What is Fudōshin?

Fudōshin is the immovable mind; calm, serene, perfectly stable, and unchanged. It is a state of equanimity, and imperturbability and acceptance of the present moment. It can be viewed that both Mushin and Zanshin are aspects of Fudōshin.

What is Mushin?

Mushin is the state of no mind, or the mind unfettered by ancillary or superfluous thoughts. It is the mind in the moment, clear and unobstructed.

What is Zanshin?

Zanshin is the state of the remaining mind; the mind maintained in the moment, relaxed but alert. While many martial arts attempt to "grade" zanshin by looking for the continued ready stance, this is not indicative of the minds awareness. Instead, the mind in zanshin has overcome an impediment and is ready for another, while still remaining in the present moment. This is sometimes called "relaxed awareness".

What is the Mind?

I've purposely left this for last in the discussion of Fudō Myō-ō: the mind referred to above is not the mind (in a philosophical, cogito ergo sum sense) necessarily as we think of it, but rather the Buddha Nature – the capacity for sentient beings to become Buddhas.

The relationship to Kenjutsu and Aikido

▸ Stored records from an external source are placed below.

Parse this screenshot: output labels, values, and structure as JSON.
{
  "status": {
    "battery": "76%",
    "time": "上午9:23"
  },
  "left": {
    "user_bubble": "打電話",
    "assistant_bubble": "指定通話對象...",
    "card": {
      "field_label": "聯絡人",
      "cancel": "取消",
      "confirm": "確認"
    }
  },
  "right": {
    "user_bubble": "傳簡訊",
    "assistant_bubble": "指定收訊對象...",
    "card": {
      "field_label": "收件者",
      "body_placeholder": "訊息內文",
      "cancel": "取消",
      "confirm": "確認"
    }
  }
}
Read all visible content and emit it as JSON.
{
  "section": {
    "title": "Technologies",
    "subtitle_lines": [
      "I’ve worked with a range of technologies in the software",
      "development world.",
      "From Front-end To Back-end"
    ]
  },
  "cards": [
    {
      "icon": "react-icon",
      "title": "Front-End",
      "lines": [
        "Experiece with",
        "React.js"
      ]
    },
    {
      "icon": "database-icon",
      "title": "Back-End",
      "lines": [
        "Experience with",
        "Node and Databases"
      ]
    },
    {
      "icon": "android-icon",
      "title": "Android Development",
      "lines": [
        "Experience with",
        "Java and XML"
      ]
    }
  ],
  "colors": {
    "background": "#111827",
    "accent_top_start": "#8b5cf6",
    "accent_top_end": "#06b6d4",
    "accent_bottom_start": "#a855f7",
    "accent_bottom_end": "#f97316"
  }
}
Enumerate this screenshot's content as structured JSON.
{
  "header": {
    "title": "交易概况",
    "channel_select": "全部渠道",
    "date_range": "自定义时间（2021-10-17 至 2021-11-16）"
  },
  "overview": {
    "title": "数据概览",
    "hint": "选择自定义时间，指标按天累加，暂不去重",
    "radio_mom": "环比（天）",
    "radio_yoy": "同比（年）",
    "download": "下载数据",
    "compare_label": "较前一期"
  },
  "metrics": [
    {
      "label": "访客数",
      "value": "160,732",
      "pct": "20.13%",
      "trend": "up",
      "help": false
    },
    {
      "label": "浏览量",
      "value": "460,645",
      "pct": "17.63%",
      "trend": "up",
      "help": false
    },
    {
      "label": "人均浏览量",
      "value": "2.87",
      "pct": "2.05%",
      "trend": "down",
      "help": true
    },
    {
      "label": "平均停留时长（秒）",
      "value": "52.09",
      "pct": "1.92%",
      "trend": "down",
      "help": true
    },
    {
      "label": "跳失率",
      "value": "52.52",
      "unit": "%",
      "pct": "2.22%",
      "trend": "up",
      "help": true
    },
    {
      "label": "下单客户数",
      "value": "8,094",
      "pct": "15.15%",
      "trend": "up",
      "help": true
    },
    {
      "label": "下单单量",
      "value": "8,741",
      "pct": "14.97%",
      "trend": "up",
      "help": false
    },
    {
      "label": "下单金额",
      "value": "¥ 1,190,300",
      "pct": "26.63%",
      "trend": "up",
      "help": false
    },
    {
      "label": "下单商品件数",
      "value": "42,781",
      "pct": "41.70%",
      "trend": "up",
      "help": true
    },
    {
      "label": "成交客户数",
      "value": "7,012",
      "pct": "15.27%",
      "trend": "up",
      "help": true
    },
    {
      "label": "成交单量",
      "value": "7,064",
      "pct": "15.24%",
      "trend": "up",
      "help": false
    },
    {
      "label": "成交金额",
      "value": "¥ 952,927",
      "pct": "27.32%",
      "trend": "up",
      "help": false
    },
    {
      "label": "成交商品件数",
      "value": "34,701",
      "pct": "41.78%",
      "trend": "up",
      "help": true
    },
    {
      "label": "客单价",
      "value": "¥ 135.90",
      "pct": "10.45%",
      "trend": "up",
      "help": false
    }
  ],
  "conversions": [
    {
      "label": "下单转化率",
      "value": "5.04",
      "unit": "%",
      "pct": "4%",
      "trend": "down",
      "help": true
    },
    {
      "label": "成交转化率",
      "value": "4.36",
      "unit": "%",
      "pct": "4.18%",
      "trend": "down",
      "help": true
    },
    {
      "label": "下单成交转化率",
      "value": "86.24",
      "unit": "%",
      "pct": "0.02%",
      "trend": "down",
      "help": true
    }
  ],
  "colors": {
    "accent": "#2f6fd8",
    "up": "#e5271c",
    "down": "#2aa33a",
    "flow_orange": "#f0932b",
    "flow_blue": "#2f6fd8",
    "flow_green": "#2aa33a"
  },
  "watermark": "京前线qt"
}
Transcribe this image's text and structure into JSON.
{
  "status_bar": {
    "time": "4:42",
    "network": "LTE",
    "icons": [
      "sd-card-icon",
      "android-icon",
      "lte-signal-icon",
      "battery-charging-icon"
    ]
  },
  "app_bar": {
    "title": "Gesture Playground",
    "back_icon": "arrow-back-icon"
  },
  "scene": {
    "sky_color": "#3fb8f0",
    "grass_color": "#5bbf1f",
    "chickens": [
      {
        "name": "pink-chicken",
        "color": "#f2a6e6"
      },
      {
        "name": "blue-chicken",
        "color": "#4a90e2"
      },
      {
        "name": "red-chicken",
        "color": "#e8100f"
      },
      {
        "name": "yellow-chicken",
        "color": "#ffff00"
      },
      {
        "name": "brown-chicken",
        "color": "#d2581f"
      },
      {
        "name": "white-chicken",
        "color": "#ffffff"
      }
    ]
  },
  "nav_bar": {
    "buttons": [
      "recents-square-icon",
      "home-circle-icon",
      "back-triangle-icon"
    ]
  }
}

It is incorrect to say that these concepts relate to kenjutsu. Kenjutsu is a broad category, comprised of various different arts (For example, Kukishin-ryu kenpo, Niten-Ichi-ryu Nito Seiho, and Yagyu Shinkage-ryu Kenjutsu are all individual styles of kenjutsu with different philosophies). Schools of kenjutsu with ties to Buddhism may teach some or all of the aforementioned virtues, each with different takes on the importance. Further, it is not necessary that it be a sword art for them to be viable (Fudōshin, for example, is taught as an important aspect of the taijutsu of Shinden Fudō-ryu). Fudō Myō-ō is commonly revered, however, in Japanese martial arts for the stillness of his mind.

Aikido, being derived from training in Daitō-ryu Aikijujutsu which in turn likely developed a great deal of its taijutsu ("body skills", which includes positioning [taisabaki]) from the taijutsu of Kashima Shinden Jikishinkage-ryū Kenjutsu and Ono-ha Ittō-ryu Kenjutsu, likely took a great deal of the Buddhist teachings popular among Samurai of its ancestor schools. When I studied aikido in an aikikai school, I never heard more than mushin ever talked about.

References

Shingon: Japanese Esoteric Buddhism - Yamasaki Taiko
Shingon Buddhism: Theory and Practice - Kiyota Minoru

share|improve this answer
add comment

Your Answer

 
discard

By posting your answer, you agree to the privacy policy and terms of service.

Not the answer you're looking for? Browse other questions tagged or ask your own question.